"The three items for consideration in this special session are:
(1) passage of legislation lifting the tax holiday on real property leased from the State containing threshold volumes of gas in order to ensure that producers are incentivized to commit their gas to Alaska LNG, or to make gas available for purchase if Alaska LNG does not proceed with all current project participants on previously established timelines;
(2) an appropriation to pay TransCanada its development costs and terminate its participation in Alaska LNG, so that AGDC can take over TransCanada’s current equity position in the gas treatment plant (GTP) and pipeline; and
(3) appropriations for the State to make cash calls on the GTP and pipeline components of Alaska LNG to continue pre-front end engineering and design (FEED) work necessary to reach a FEED decision, and for the other State agencies involved in Alaska LNG to fund the work to continue efforts to negotiate and reach final agreements necessary to reach a FEED decision."
He offers a little more detail in the rest of the letter, but no numbers. That's coming later, the letter says. If I were a legislator, I'd want as much time as possible to read all the numbers and try to figure out the implications, though in today's political climate, from the governor's perspective, that means more time for opponents to attack. But really, we want all the questions to be asked and then answered.
Item #1: I think ending the tax holiday is easy to understand. The gas is in the ground, but the oil companies don't have to pay property taxes. The initial exemption from property taxes was that the oil companies would pump the gas. But the governor argues, as have others in the past, that without the tax, they have no incentive to do anything.
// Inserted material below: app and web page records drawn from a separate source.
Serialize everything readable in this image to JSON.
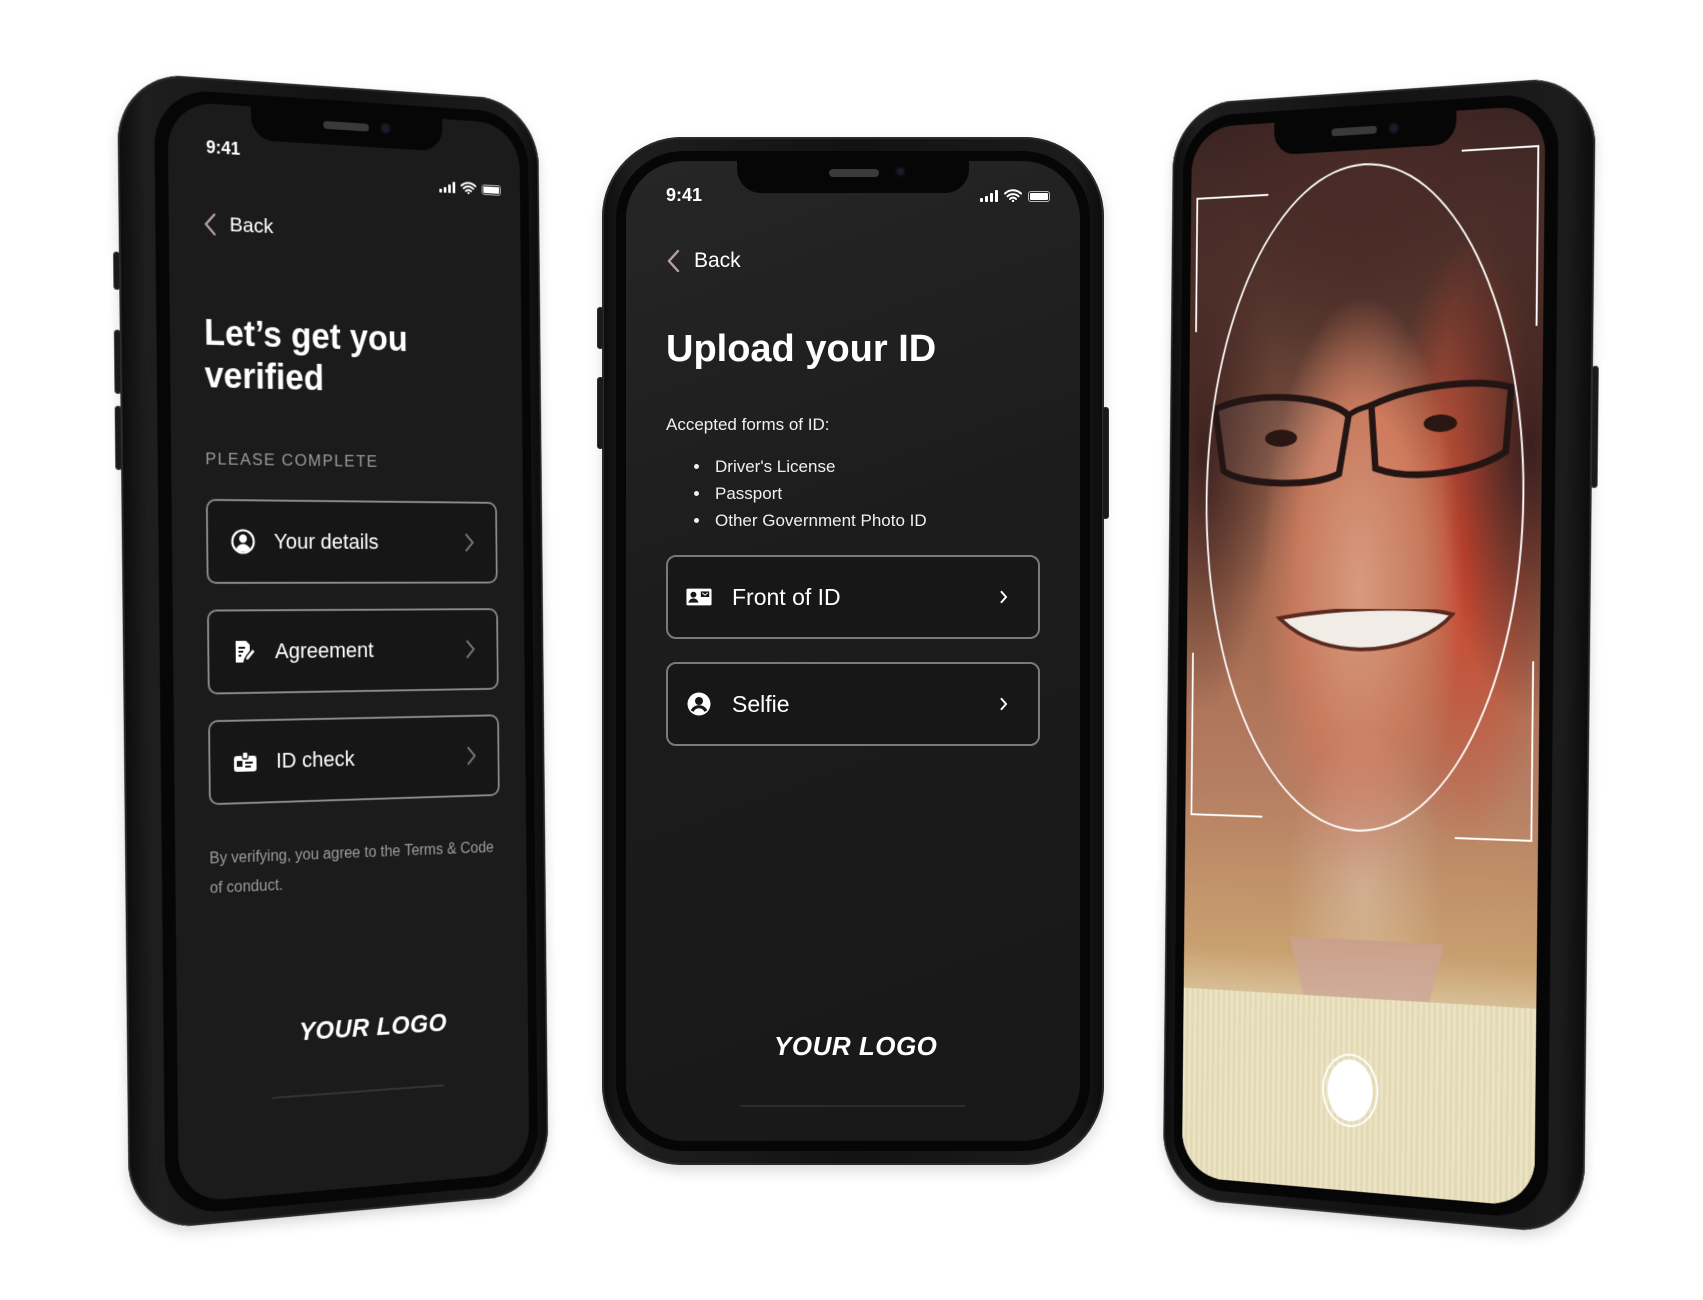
{
  "status_bar": {
    "time": "9:41"
  },
  "phones": {
    "left": {
      "back_label": "Back",
      "title_line1": "Let’s get you",
      "title_line2": "verified",
      "section_label": "PLEASE COMPLETE",
      "items": [
        {
          "label": "Your details",
          "icon": "user-circle-icon"
        },
        {
          "label": "Agreement",
          "icon": "document-edit-icon"
        },
        {
          "label": "ID check",
          "icon": "id-badge-icon"
        }
      ],
      "legal_line1": "By verifying, you agree to the Terms & Code",
      "legal_line2": "of conduct.",
      "logo": "YOUR LOGO"
    },
    "middle": {
      "back_label": "Back",
      "title": "Upload your ID",
      "subtitle": "Accepted forms of ID:",
      "accepted_ids": [
        "Driver's License",
        "Passport",
        "Other Government Photo ID"
      ],
      "items": [
        {
          "label": "Front of ID",
          "icon": "id-card-icon"
        },
        {
          "label": "Selfie",
          "icon": "user-circle-icon"
        }
      ],
      "logo": "YOUR LOGO"
    },
    "right": {
      "mode": "selfie-camera",
      "shutter_icon": "shutter-button-icon"
    }
  },
  "colors": {
    "screen_bg": "#1b1b1b",
    "back_chevron": "#b8a0a0",
    "item_border": "#8a8a8a",
    "muted_text": "#9a9a9a"
  }
}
Item #2: I generally like the idea that the state acts as a real partner in this and I guess buying out TransCanada's share is part of doing that. But, how much does TC want to sell? If they are happy to to get rid of it, shouldn't we be able to get a discounted price? Are there any other potential buyers?
I also like that unlike Parnell and Murkowski, Walker seems to represent Alaska and not the oil companies. That doesn't mean he's making good decisions, but it does mean he's not playing patsy to the oil companies.
This is going to be big money. And you need big money in the oil and gas business. But the state has a history of bad investments in enterprises from the Matsu Dairy to the Seafood Processing Plant in Anchorage. Is this different? If so, what can the governor tell us to convince us? How long will a pipeline take before gas flows? Will it come on line before ice melts enough for tankers to just fill up directly on the North Slope?
And, I for one, need assurance that Walker plans to run for reelection, so all this doesn't fall apart. Should another oil company lackey become governor again, this would all be for naught.
Item #3: Some specifics and some numbers would help out here.
Now, the Republican majority in the legislature is full of oil company supporters, even some oil company employees. Walker has to entice them to vote his way. The special session on Medicaid expansion earlier this year wasn't exactly a show of bi-partisan support.
But let's all remember that this is precisely what Walker campaigned on. A politician who is keeping his promises. From the EnergyWire last December:
During the campaign, Walker suggested that, if elected, he might renegotiate the gas line contracts to give the state a leadership role. Industry supporters warned that such a step could set the project back by a decade (EnergyWire, Nov. 6).
Continued tensions over the pipeline issue were apparent last month when Walker's team held a town-hall-style transition meeting in Anchorage to draft recommendations for the new administration.
During oil and gas panel discussions, industry representatives called for Walker to endorse the Alaska LNG contracts that Parnell signed with BP Alaska, ConocoPhillips Alaska, Exxon Mobil Corp. and TransCanada Corp.
But Walker supporters protested that the incoming governor shouldn't be asked to sign off on contracts that neither he nor the public has seen in their entirety. Instead, they wanted Walker to push the oil companies to guarantee they'll build the pipeline.
"We'd like to achieve a commitment to build because the agreements we have right now aren't binding," noted Anchorage energy attorney Robin Brena, who served as chairman for the transition conference's oil and gas panel.
Despite their differences, Walker spent the days after the final votes were counted reaching out to Alaska oil industry groups. He held private meetings with the Alaska Oil and Gas Association and the Alaska Support Industry Alliance.